Rick Kaplan seconded the emotion. “As was the practice in all he did, Dan was meticulously careful to be fair and balanced and accurate.” Maybe he was referring to Meticulous Dan attending a Democratic fundraiser in Texas with his daughter and Tom DeLay’s partisan prosecutor, Ronnie Earle? I don’t know. But then, who is newsroom boss Kaplan who never found a presidential golf outing or a stay in the Lincoln Bedroom during the Clinton years to be an appearance problem to judge appearances?
The media were all about accuracy and fairness, Kaplan insisted, until conservatives muddied the waters. “When did we allow those with questionable agendas to take the lead and convince people of something quite the opposite?
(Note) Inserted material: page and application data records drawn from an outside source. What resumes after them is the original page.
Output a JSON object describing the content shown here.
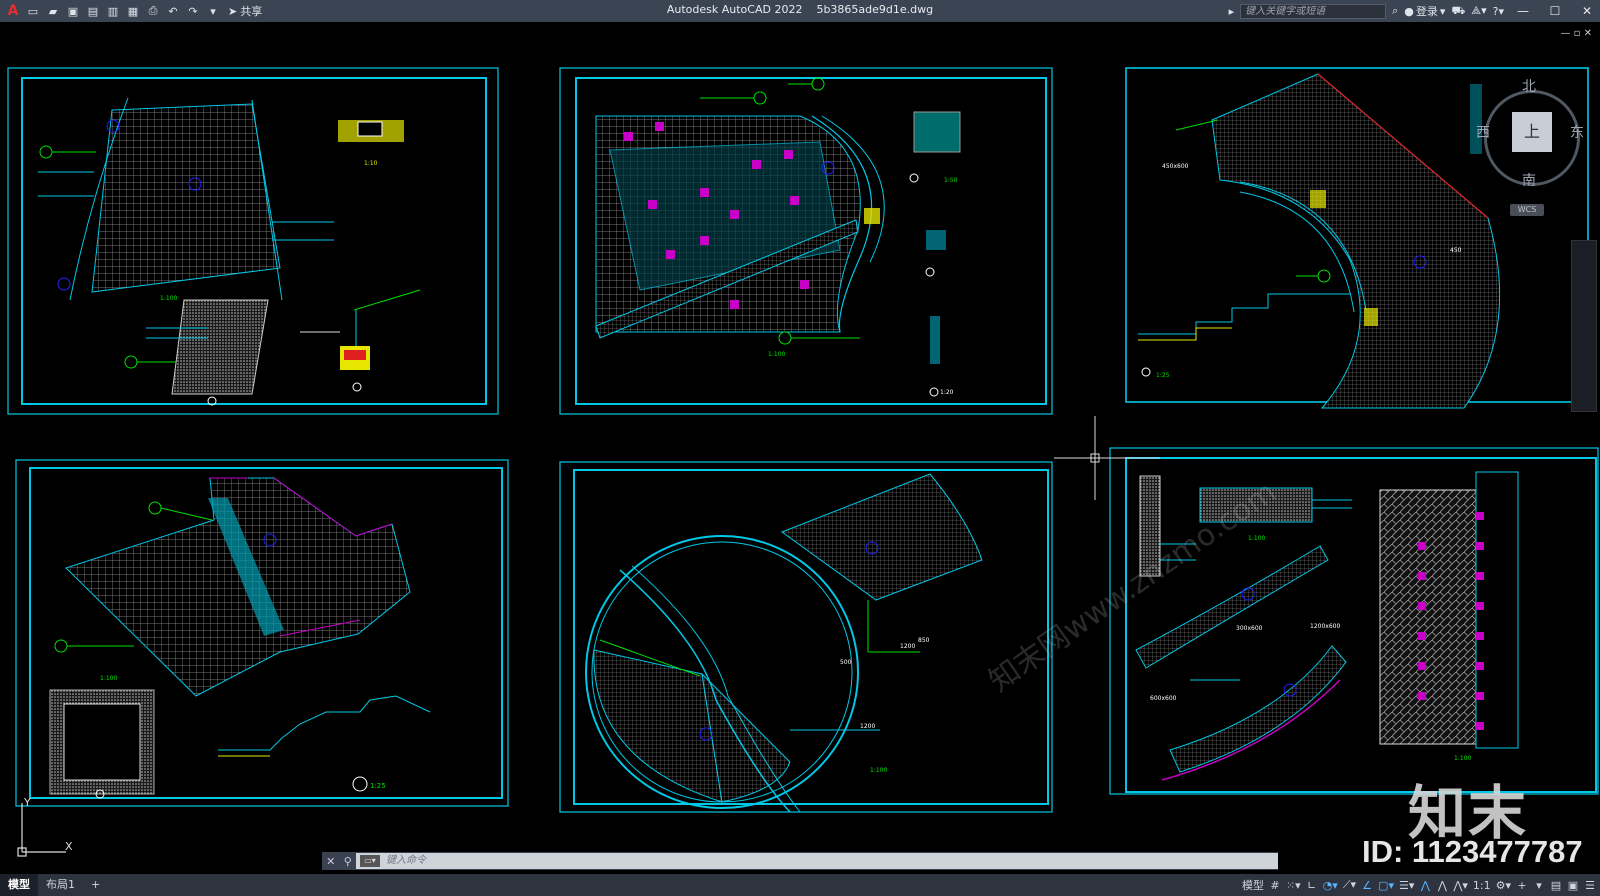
{
  "app": {
    "title": "Autodesk AutoCAD 2022",
    "filename": "5b3865ade9d1e.dwg",
    "logo_letter": "A"
  },
  "toolbar": {
    "share_label": "共享",
    "quick_access_icons": [
      "new-icon",
      "open-icon",
      "save-icon",
      "saveas-icon",
      "open-web-icon",
      "save-web-icon",
      "plot-icon",
      "undo-icon",
      "redo-icon",
      "dropdown-icon"
    ]
  },
  "search": {
    "placeholder": "键入关键字或短语"
  },
  "user": {
    "login_label": "登录"
  },
  "viewcube": {
    "north": "北",
    "south": "南",
    "east": "东",
    "west": "西",
    "face": "上",
    "wcs": "WCS"
  },
  "command": {
    "placeholder": "键入命令"
  },
  "layout_tabs": [
    {
      "label": "模型",
      "active": true
    },
    {
      "label": "布局1",
      "active": false
    },
    {
      "label": "+",
      "active": false
    }
  ],
  "status": {
    "model_label": "模型",
    "scale_label": "1:1"
  },
  "watermark": {
    "logo_text": "知末",
    "id_text": "ID: 1123477787",
    "site_text": "知末网www.znzmo.com"
  },
  "drawing_labels": {
    "scale_100": "1:100",
    "scale_25": "1:25",
    "scale_20": "1:20",
    "scale_10": "1:10",
    "scale_50": "1:50",
    "dim_1200": "1200",
    "dim_500": "500",
    "dim_850": "850",
    "dim_450": "450",
    "dim_1200x600": "1200x600",
    "dim_300x600": "300x600",
    "dim_600x600": "600x600",
    "dim_450x600": "450x600"
  },
  "colors": {
    "frame": "#00c8e6",
    "hatch": "#b4b4b4",
    "leader": "#00e000",
    "accent_magenta": "#c800c8",
    "accent_yellow": "#e6e600",
    "blue_marker": "#2020ff",
    "red_line": "#e02020"
  }
}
It’s shameful.” Conservatives should be ashamed when they try to convince people it’s not fair to take faxed copies of a Microsoft Word document and try to pass it off as thirty years old? What Kaplan and Company were saying is that it’s not corrupt to lie about conservatives. It’s only corrupt to lose to them.
The same message emanates from the new George Clooney movie, “Good Night and Good Luck,” which glorifies the so-called Golden Age when CBS’s Edward R. Murrow threw every media dirty trick into a “See It Now” attack against Sen. Joseph McCarthy.
Jack Shafer’s takedown for the website Slate notes the 1954 Murrow show Clooney adores was actually a hatchet job. Shafer noted that “The program's manipulative and partisan techniques were enough to creep out two of McCarthy's dedicated foes in the press, John Cogley and Gilbert Seldes.”
But Dan Rather and CBS often have shown their belief that good journalism depends mostly on selecting good targets; whether the shots fired at those targets are true or ethical isn’t really the point. All that matters is: was the target destroyed?
We shouldn’t be surprised, therefore, when Clooney told the Village Voice that “Dan Rather loves, loves, loves this movie.” Clooney expressed sadness at Rather’s predicament, quoting Marvin Kalb. “What's important to remember about Rather is that the story was right, but the source was wrong.” It was fake, but accurate.
Dan Rather routinely claimed it’s his job to be fair and accurate, and, as he said in 1997, “I do agree that one test of a reporter is how often he or she is able to keep their emotions out of what they are doing and keep their own biases and agendas out of it.” Rather perpetually flunked that test. To honor Rather now, after his transparently dishonest reporting on Bush’s service record and the Nixonian stonewalling afterward, is to perpetuate the idea that honest journalism is a myth.
(This article courtesy of the Media Research Center.)